Recommendations from the International Committee on Radiological Protection limit radiation workers to 20mSv per year or in exceptional cases higher annual doses, limited by 100mSv over five years. Doses to members of the public from discharges from nuclear power plants and laboratories or leakage from, for example, medical radiation sources at hospitals should be limited to 1mSv per year.
Extreme radiation events
Clearly, in the case of accidents such as at Chernobyl and Fukushima the situation is much less well controlled. Doses of around 30mSv were received by the 115,000 people living in settlements close to Chernobyl before the 30km-radius exclusion zone was evacuated days later. In the case of Fukushima evacuation up to 20km from the power plants was much faster. Much higher doses (up to 250mSv) were received by some clean-up workers after Chernobyl, and little is known yet about doses to clean-up workers at Fukushima. If recent reports of doses up to 2.2 Sv/hour from leaking tanks on the site are true and if this dose is from gamma rays, then it may soon become too dangerous to work on the site.
To cause death within hours of exposure to radiation, the dose needs to be very high, 10Gy or higher, while 4-5Gy will kill within 60 days, and less than 1.5-2Gy will not be lethal in the short term. However all doses, no matter how small, carry a finite risk of cancer and other diseases.
A very approximate rule of thumb is that 1Sv carries a risk of a 10% increase in lifetime risk of cancer. This cancer risk may persist for the remainder of life but is unlikely to appear before at least 10-20 years after exposure. So, exposure from accumulated natural background radiation up to the age of 50 years (=100mSv) increases the ~30 percent lifetime risk of cancer to ~31 percent and mortality from ~25 percent to ~26 percent. On this basis some 30,000 to 60,000 cancer deaths worldwide, but mainly in Europe, will have been caused by the Chernobyl accident, and many still remain to occur.

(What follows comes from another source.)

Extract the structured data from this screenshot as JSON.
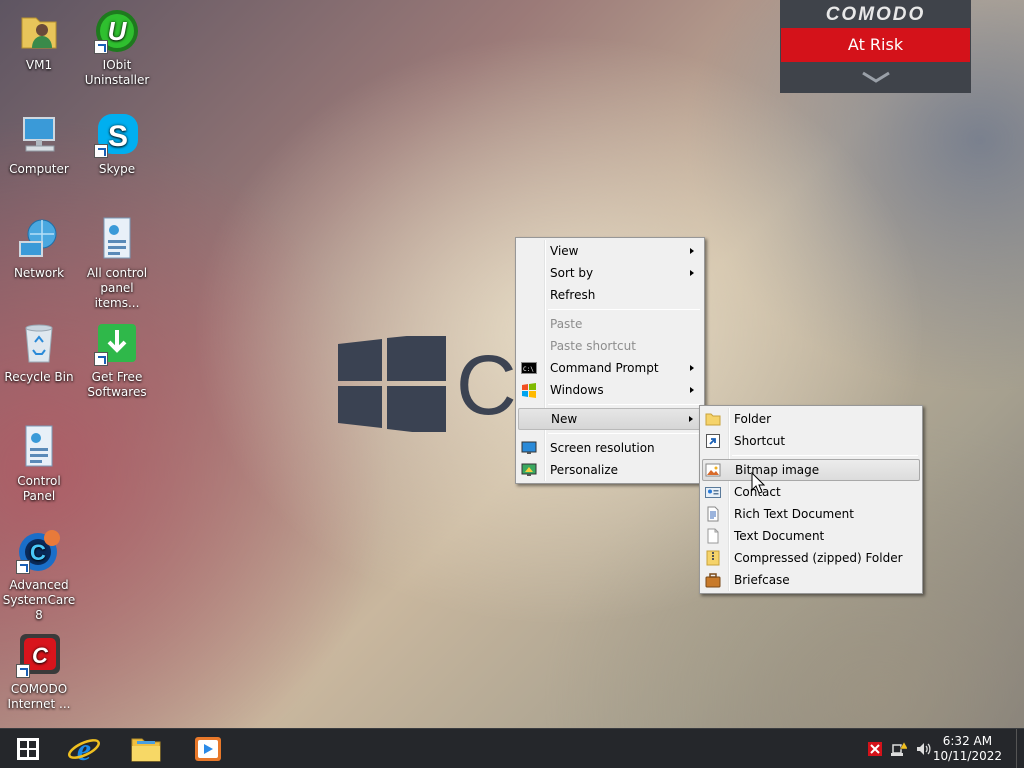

Much discussion is made of the so-called low dose problem. Effects from doses of less than 50mSv are difficult to assess directly due to the high background of spontaneous (naturally occurring) cancer, so it has been necessary to extrapolate down from measurements of effects at higher doses. The question is whether there is a dose threshold below which there is no effect. From what we know that threshold must be below 10mSv and by the age of ten everybody has received at least 10mSv natural background radiation from natural background sources, so there is no argument for a threshold – all doses of radiation, no matter how small, entail a finite risk.